“The standards are about ensuring that the institutions involved in producing doctors for the community, produce doctors that meet the needs of everyone in the community,” said the chair of the AMC Medical School Accreditation Committee, Professor Jane Dahlstrom. “It’s important that graduates have the knowledge, skills and behaviours to be responsive to and inclusive of diverse needs and experiences.”
One of the most significant changes to the medical school standards is a strong focus on cultural safety in all aspects of medical education.
In reviewing and developing the standards, the AMC followed a shared sovereignty process. A Sub Group established by the AMC Aboriginal, Torres Strait Islander and Māori Committee sought input from Aboriginal and/or Torres Strait Islander and staff in medical schools through Yarning Circles and from Aboriginal and/or Torres Strait Islander and Māori health peak bodies through targeted consultation.
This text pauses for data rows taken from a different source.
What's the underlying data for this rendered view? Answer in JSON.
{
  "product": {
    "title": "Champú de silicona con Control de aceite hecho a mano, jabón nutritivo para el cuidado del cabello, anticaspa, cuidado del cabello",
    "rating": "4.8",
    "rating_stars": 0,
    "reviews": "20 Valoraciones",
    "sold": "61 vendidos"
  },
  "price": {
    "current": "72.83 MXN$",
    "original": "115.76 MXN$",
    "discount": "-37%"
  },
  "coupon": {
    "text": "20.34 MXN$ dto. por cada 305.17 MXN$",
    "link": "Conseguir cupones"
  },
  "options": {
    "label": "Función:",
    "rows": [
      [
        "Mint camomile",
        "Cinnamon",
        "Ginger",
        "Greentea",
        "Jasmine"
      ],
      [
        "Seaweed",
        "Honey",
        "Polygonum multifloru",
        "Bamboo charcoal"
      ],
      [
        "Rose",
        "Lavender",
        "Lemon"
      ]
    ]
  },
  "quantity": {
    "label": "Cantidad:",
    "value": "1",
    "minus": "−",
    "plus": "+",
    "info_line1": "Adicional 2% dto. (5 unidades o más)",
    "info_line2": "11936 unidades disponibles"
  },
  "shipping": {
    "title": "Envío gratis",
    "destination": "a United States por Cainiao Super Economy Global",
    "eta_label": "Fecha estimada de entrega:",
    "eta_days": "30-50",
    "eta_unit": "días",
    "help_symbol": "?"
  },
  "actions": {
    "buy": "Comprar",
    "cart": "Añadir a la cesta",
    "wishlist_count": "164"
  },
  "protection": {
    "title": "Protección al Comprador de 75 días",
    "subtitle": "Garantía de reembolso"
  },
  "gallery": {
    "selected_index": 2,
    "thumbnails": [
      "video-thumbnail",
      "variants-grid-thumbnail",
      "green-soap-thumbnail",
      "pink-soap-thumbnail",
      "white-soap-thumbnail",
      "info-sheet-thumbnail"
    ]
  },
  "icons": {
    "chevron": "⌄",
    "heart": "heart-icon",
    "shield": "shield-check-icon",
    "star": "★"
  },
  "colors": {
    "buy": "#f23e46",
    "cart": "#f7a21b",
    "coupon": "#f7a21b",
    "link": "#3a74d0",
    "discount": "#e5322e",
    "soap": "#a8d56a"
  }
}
The result is a set of standards in which Aboriginal and/or Torres Strait Islander and Māori expertise is deeply embedded. The voices of Aboriginal and/or Torres Strait Islander and Māori people are reflected in the language about cultural safety and Aboriginal and/or Torres Strait Islander and Māori health and wellbeing.
“The new standards provide further clarity and direction for medical schools on the expectations of the AMC that will enable the advancement of Aboriginal and/or Torres Strait Islander and Māori medical education, the growth of the Aboriginal and/or Torres Strait Islander and Māori medical workforce, responsive medical education institutions, and producing culturally safe and responsive medical graduates,” said Professor Suzanne Pitama, Dean and Head of Campus, University of Otago, Christchurch and inaugural chair of the AMC Aboriginal and/or Torres Strait Islander and Māori Committee.
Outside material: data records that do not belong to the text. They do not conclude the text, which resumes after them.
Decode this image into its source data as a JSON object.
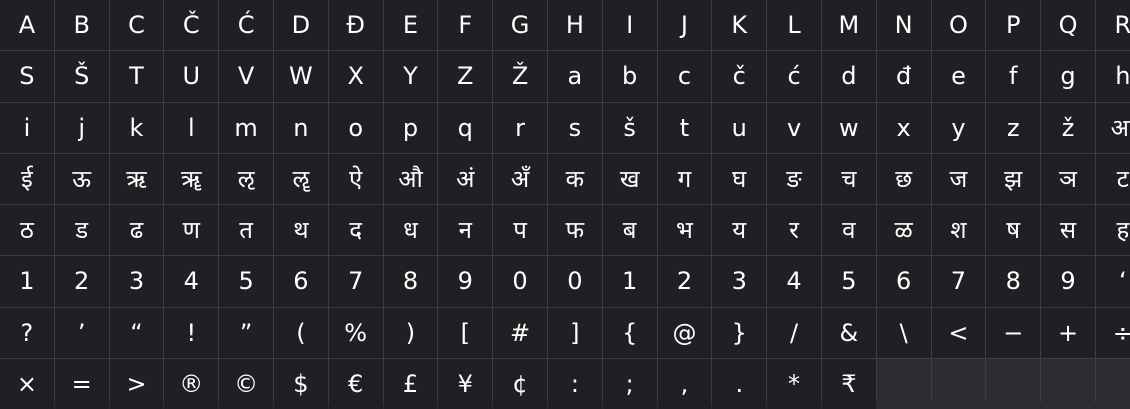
{
  "glyph_grid": {
    "glyphs": [
      "A",
      "B",
      "C",
      "Č",
      "Ć",
      "D",
      "Đ",
      "E",
      "F",
      "G",
      "H",
      "I",
      "J",
      "K",
      "L",
      "M",
      "N",
      "O",
      "P",
      "Q",
      "R",
      "S",
      "Š",
      "T",
      "U",
      "V",
      "W",
      "X",
      "Y",
      "Z",
      "Ž",
      "a",
      "b",
      "c",
      "č",
      "ć",
      "d",
      "đ",
      "e",
      "f",
      "g",
      "h",
      "i",
      "j",
      "k",
      "l",
      "m",
      "n",
      "o",
      "p",
      "q",
      "r",
      "s",
      "š",
      "t",
      "u",
      "v",
      "w",
      "x",
      "y",
      "z",
      "ž",
      "आ",
      "ई",
      "ऊ",
      "ऋ",
      "ॠ",
      "ऌ",
      "ॡ",
      "ऐ",
      "औ",
      "अं",
      "अँ",
      "क",
      "ख",
      "ग",
      "घ",
      "ङ",
      "च",
      "छ",
      "ज",
      "झ",
      "ञ",
      "ट",
      "ठ",
      "ड",
      "ढ",
      "ण",
      "त",
      "थ",
      "द",
      "ध",
      "न",
      "प",
      "फ",
      "ब",
      "भ",
      "य",
      "र",
      "व",
      "ळ",
      "श",
      "ष",
      "स",
      "ह",
      "1",
      "2",
      "3",
      "4",
      "5",
      "6",
      "7",
      "8",
      "9",
      "0",
      "0",
      "1",
      "2",
      "3",
      "4",
      "5",
      "6",
      "7",
      "8",
      "9",
      "‘",
      "?",
      "’",
      "“",
      "!",
      "”",
      "(",
      "%",
      ")",
      "[",
      "#",
      "]",
      "{",
      "@",
      "}",
      "/",
      "&",
      "\\",
      "<",
      "−",
      "+",
      "÷",
      "×",
      "=",
      ">",
      "®",
      "©",
      "$",
      "€",
      "£",
      "¥",
      "¢",
      ":",
      ";",
      ",",
      ".",
      "*",
      "₹"
    ]
  }
}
Throughout the review, medical students and other stakeholders were clear that graduates must be supported and equipped to manage their wellbeing and contribute to a positive culture of medicine if Australian and Aotearoa New Zealand communities are to have a strong and responsive workforce that meets their health needs. As a result, the revised standards also place a greater emphasis on student wellbeing.
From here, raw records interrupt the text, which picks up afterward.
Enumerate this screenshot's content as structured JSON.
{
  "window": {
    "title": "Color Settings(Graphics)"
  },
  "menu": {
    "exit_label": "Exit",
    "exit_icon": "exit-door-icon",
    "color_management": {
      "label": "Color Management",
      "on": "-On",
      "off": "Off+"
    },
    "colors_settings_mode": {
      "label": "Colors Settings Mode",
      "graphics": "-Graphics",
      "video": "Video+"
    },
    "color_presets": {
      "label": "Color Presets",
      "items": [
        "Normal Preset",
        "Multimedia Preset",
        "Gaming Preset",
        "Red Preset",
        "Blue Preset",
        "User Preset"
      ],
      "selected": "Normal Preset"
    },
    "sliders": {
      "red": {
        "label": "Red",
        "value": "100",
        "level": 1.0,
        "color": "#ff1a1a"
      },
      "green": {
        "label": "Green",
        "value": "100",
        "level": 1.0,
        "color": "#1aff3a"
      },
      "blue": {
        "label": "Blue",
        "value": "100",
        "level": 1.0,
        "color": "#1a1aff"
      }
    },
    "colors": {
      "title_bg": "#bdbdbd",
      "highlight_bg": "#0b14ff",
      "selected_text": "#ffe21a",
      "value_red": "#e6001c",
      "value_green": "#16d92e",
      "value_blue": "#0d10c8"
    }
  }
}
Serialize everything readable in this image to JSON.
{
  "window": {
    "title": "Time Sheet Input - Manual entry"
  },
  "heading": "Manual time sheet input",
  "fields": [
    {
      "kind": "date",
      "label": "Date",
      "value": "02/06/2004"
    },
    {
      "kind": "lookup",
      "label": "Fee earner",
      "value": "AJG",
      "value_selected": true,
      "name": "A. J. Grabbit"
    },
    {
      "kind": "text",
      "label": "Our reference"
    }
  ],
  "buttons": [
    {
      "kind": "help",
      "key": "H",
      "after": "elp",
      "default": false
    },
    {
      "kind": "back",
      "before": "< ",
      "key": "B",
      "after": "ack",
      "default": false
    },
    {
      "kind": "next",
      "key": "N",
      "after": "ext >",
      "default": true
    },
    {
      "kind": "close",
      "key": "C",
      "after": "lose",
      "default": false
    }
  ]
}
“These standards promote support and flexibility for students from recruitment, through learning and assessment, to graduation,” said Alice Springs Hospital Junior Medical Officer and member of the AMC Standards Review Working Group, Dr Dayna Duncan. “The focus on wellbeing is part of the evolving culture of medicine, which will ensure a sustainable and robust workforce for years to come.”
Over the next few months, the AMC will provide guidance and templates to support medical schools to engage with the revised standards.
All medical schools will provide a self-assessment and reflection against the standards in 2024. Medical student societies will also be invited to share their views.
The Australian Medical Council (AMC) reviewed the content of the Standards for Assessment and Accreditation of Primary Medical Programs by the Australian Medical Council 2012 between 2020 and mid-2023. The Medical Board of Australia approved, and the Medical Council of New Zealand endorsed, the revised medical school standards in June 2023. The revised medical school standards come into effect from 1 January 2024. The review is now in its implementation phase through the remainder of 2023 and 2024.
The current (2012) and revised (2024) medical school standards are available on the AMC website here. The revised standards are also available, along with other documents relevant to the implementation of the standards, at the top of this page.
The accredited programs and medical schools are listed on the AMC’s website here.
The review has been informed by broad consultation with stakeholders to ensure that proposals are inclusive of a wide range of views. The stakeholders the AMC consults with on reviews such as the medical school standards review include education providers, learners, patient safety bodies, health services, the medical profession, education regulatory bodies, governments, health consumers and the community, and other health professions. Papers from the scoping and detailed development rounds of consultation can be found in the Communiques section below.
For further information or to provide comment on the review, please contact the standards review team at email@example.com.